(Data entries)

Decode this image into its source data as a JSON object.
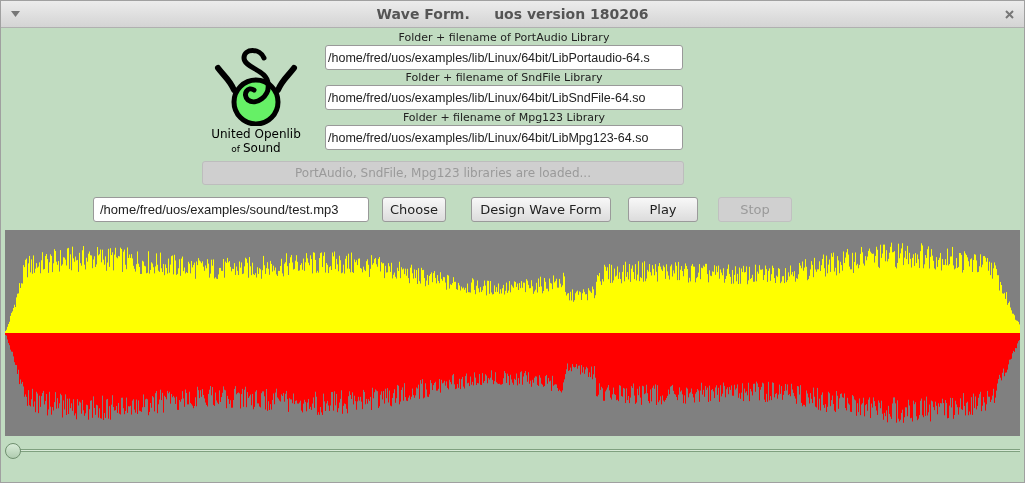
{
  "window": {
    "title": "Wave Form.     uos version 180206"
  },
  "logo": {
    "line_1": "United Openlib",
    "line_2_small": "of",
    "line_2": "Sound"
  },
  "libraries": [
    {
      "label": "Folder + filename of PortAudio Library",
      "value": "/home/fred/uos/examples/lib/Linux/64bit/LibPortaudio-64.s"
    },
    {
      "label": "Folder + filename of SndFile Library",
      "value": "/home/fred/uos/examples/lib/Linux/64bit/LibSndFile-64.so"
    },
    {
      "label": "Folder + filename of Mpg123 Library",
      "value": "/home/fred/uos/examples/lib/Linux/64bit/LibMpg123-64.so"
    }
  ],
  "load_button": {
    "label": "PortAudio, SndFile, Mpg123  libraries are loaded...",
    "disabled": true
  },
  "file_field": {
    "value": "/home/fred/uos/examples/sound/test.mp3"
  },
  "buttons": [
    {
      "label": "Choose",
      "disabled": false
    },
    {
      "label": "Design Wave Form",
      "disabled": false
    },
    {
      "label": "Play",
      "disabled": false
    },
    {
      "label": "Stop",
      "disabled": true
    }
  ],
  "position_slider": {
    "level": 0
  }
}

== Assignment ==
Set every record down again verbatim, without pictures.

== Response to this exercise ==
Decode this image into its source data as a JSON object.
{
  "window": {
    "title": "Wave Form.     uos version 180206"
  },
  "logo": {
    "line_1": "United Openlib",
    "line_2_small": "of",
    "line_2": "Sound"
  },
  "libraries": [
    {
      "label": "Folder + filename of PortAudio Library",
      "value": "/home/fred/uos/examples/lib/Linux/64bit/LibPortaudio-64.s"
    },
    {
      "label": "Folder + filename of SndFile Library",
      "value": "/home/fred/uos/examples/lib/Linux/64bit/LibSndFile-64.so"
    },
    {
      "label": "Folder + filename of Mpg123 Library",
      "value": "/home/fred/uos/examples/lib/Linux/64bit/LibMpg123-64.so"
    }
  ],
  "load_button": {
    "label": "PortAudio, SndFile, Mpg123  libraries are loaded...",
    "disabled": true
  },
  "file_field": {
    "value": "/home/fred/uos/examples/sound/test.mp3"
  },
  "buttons": [
    {
      "label": "Choose",
      "disabled": false
    },
    {
      "label": "Design Wave Form",
      "disabled": false
    },
    {
      "label": "Play",
      "disabled": false
    },
    {
      "label": "Stop",
      "disabled": true
    }
  ],
  "position_slider": {
    "level": 0
  }
}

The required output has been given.